University of Wales and the University of Wales, Newport, attending as they did last year at SRHE2009.
I kicked off the day by attending the Getting Published Workshop facilitated and led by Professor Sue Clegg (Leeds Metropolitan University) who was joined on stage by Ian McNay, Ian Whitehead, and Lynn McAlpine. The workshop was aimed at postgraduate students and newer researchers, but there were nuggets there too for the more experienced researchers.
This was followed by the official opening of the conference by Helen Perkins, Dr Jill Jameson and Yvonne Hillier, who finished by introducing the first keynote 'Why managers should not replace Socrates in the Boardroom' by Dr Amanda Goodall who presented her research into why top research academics go on to make the best Vice-Chancellors. There was many questions from the floor, but mine wasn't taken - I would have asked if there was evidence for VCs past research activity to be continued once in the senior post? Most likely not. Her presentation was based on her book 'Socrates in the Boardroom' published in 2009 by Princeton University Press.

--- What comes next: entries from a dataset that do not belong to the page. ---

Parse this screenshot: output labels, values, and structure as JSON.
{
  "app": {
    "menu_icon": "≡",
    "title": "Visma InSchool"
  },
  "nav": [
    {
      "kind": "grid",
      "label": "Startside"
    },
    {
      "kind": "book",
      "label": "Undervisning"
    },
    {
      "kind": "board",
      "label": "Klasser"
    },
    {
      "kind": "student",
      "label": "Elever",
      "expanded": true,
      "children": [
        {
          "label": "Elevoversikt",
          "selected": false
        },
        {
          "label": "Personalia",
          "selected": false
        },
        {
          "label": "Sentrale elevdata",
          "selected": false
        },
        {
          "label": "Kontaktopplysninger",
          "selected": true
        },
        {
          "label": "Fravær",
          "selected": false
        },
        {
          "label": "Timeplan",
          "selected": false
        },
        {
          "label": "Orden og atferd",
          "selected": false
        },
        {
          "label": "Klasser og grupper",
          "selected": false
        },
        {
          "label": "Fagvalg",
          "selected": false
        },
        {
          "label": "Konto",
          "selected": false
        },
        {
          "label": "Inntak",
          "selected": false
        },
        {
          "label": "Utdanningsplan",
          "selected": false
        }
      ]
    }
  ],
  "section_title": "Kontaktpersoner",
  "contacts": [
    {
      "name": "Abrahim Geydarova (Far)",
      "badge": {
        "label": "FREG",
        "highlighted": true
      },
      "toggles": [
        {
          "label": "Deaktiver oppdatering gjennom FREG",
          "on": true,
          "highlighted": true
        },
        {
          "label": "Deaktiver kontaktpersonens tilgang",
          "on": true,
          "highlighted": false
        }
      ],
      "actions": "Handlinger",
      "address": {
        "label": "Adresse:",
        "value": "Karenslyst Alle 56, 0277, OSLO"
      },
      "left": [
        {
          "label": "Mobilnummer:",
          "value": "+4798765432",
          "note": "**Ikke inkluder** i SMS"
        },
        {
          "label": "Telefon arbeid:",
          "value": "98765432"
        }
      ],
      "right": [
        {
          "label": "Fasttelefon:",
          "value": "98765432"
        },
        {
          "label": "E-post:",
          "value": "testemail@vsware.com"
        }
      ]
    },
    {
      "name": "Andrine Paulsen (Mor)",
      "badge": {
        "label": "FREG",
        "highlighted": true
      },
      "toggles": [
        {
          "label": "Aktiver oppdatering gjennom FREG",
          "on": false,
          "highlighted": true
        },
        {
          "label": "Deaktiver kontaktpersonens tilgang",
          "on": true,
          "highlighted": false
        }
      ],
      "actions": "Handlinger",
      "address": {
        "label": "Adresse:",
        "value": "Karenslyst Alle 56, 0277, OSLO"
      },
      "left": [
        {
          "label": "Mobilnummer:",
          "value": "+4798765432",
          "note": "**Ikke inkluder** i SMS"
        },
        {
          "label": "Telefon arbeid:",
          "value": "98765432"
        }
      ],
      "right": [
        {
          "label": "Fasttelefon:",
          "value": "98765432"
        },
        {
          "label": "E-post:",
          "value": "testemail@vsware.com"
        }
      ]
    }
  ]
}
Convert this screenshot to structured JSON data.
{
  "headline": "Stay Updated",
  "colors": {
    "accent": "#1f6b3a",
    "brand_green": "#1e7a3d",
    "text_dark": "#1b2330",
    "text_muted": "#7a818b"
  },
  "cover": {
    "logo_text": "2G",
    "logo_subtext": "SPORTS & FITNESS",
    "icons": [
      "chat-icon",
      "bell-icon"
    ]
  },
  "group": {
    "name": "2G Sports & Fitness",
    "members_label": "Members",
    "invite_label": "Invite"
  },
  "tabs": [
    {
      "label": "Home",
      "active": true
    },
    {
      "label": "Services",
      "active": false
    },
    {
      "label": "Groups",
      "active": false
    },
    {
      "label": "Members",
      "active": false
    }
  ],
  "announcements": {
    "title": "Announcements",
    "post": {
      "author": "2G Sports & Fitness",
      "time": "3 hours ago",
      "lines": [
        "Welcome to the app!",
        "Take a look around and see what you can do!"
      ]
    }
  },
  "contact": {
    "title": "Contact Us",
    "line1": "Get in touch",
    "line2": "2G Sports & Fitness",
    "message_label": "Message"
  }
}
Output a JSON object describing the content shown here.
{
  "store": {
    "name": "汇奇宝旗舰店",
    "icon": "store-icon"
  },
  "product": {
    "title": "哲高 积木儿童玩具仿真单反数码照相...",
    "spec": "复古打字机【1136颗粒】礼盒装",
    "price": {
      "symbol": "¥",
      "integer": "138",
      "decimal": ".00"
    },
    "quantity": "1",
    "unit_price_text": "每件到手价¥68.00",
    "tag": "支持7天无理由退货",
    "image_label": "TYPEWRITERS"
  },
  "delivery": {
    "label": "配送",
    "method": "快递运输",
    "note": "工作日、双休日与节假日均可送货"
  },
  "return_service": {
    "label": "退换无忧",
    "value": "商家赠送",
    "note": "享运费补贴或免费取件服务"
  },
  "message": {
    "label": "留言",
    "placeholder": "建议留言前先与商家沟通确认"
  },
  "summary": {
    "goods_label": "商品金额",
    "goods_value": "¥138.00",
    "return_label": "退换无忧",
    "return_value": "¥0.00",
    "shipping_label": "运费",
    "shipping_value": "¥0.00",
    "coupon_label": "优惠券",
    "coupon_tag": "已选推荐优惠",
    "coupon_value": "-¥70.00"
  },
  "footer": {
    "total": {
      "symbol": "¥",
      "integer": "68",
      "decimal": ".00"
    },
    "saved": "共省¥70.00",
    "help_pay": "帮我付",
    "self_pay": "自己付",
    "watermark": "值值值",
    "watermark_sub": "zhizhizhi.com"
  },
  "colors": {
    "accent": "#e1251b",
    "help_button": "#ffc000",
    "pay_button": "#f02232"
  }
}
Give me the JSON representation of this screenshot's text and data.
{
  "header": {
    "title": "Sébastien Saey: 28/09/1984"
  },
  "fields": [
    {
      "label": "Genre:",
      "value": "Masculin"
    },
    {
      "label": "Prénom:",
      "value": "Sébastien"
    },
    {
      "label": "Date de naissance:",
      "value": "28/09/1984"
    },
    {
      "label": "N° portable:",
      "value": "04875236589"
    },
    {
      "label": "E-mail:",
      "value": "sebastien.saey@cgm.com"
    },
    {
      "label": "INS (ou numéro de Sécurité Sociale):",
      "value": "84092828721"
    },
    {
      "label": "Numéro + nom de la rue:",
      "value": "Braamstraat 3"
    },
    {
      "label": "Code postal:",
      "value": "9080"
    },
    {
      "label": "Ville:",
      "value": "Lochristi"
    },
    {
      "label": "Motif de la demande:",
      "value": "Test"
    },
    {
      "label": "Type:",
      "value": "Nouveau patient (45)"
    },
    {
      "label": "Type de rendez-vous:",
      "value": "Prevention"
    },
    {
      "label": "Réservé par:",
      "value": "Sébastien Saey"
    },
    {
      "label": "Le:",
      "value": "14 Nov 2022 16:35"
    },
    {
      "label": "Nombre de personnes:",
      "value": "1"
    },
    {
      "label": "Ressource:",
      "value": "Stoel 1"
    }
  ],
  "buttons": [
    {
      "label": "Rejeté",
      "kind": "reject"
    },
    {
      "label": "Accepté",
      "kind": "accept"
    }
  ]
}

After lunch, I went to a presentation by Kathleen Quinlan of the University of Oxford who talked about 'What are the scientific activities involved in impact? Investigating case studies of scientific practice to inform policy'. Her study identified seven key themes in science impact: 1) collaboration cross institutions and disciplines, 2) coordination with external stakeholders, 3) engaging in training and professional development, 4) access to core facilities, such as labs, 5) leveraging funds and resources creatively, 6) developing risky research to provide preliminary data, and 7) being able to respond rapidly to opportunities. Some good questions from the floor to conclude.
Later in the afternoon, I went to Professor Sue Clayton's (Bangor University) presentation 'The Academic Experience of Continuing Professional Development in Higher Education: living between policy and practice', who through case stories likened an academics career journey as a 'career river' concept. Laura Morosanu (Oxford Brookes University) then talked about 'Learning beyond the Institution: A Cultural Capital Perspective on the International Student Experience' in which she outlined Bourdieu's Theory of Cultural Capital and through an audio diary programme with seven international Masters students examined the contribution made by extra-curricula activity (e.g. staying with host families (informal socialisation), and doing part-time work) to the learning experience of international students.
The day finished with an interesting keynote presentation from Professor David Watson on 'Higher Education and Higher Education Research in the Age of Austerity' in which he talked about the eternal triangle of researchers, practitioners and policy-makers, and that expectations of Higher Education is growing. The effect of the credit crunch on HE was discussed and that student markets would become more significant, and that public/private partnerships, or hybrids, are likely to be the way forward. The University of Wales provides a good example of such a partnership already up and running. He concluded by sharing a comparison with the southern hemsiphere, what he called 'globalisation from below' (Watson et al., in press - The Engaged University).